Lady Bird lives in Sacramento, California, “the Midwest of California,” she says. She longs to get away from her home town and her family, but especially her exasperating, critical mother, and go to a college on the East Coast, “where there’s culture.” She doesn’t have the money to go to a “good” school, though, and might end up going to the local community college. She longs to be like the rich, stylish girls in her school who look like fashion models and seem to have it all.
There’s some wry humor and clever dialogue in Lady Bird that manages to rise above the level of TV sitcom. When a teacher asks Lady Bird if that is her “given” name, she says, “Yes, I gave it to myself.” Lady Bird and some of her friends at their Catholic school put a sign on the back of the nuns’ car that says, “Just married to Jesus.” One of the nuns informs Lady Bird later that she didn’t “just” marry Jesus but has been married to him for forty years. “He’s a lucky guy,” Lady Bird says.

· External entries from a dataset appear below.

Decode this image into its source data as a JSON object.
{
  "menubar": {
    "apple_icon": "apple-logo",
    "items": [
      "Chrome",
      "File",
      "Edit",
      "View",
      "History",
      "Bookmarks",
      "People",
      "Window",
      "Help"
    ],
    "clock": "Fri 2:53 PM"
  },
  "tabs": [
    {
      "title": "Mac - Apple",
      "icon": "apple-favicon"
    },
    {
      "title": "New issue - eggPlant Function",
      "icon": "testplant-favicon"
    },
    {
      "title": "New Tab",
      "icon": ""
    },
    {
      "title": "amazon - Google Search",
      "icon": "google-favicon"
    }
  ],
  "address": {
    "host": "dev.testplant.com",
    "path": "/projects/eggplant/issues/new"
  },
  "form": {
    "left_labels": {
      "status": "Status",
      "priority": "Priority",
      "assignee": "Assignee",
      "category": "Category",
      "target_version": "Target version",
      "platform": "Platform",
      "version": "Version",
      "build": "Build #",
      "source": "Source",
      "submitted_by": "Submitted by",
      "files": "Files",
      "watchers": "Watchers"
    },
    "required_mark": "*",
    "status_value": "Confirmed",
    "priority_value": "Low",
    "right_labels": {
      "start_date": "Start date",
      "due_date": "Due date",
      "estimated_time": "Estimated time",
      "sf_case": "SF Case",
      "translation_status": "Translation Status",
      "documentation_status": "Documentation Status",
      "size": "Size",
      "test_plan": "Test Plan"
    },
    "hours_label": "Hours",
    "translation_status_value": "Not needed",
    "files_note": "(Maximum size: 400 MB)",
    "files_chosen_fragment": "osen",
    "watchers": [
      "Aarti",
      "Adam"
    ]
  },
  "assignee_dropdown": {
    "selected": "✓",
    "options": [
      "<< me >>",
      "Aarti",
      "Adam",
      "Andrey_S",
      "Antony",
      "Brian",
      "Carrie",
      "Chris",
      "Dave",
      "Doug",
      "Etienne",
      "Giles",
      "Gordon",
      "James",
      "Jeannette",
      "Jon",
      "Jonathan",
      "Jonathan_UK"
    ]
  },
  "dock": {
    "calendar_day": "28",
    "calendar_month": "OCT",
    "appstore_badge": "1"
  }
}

Saoirse Ronan, who played an Irish girl who immigrates to America in Brooklyn, plays Lady Bird. Her mother is played by Laurie Metcalf, of TV sitcom fame (Roseanne and Getting On). As in real life, mother and daughter are prickly with each other and aren’t good at understanding each other’s problems. These are characters that seem like real people. How many mothers and daughters have you known that don’t get along very well? It seems to be an epidemic.
Lady Bird is a pleasant enough way to spend ninety-four minutes at the movies on a winter afternoon, even though it covers territory that seems all too familiar. (How many coming-of-age movies have there been about contentious child-parent relationships?) Is it worthy of all the accolades it’s receiving? Probably not. You be the judge.
Copyright © 2018 by Allen Kopp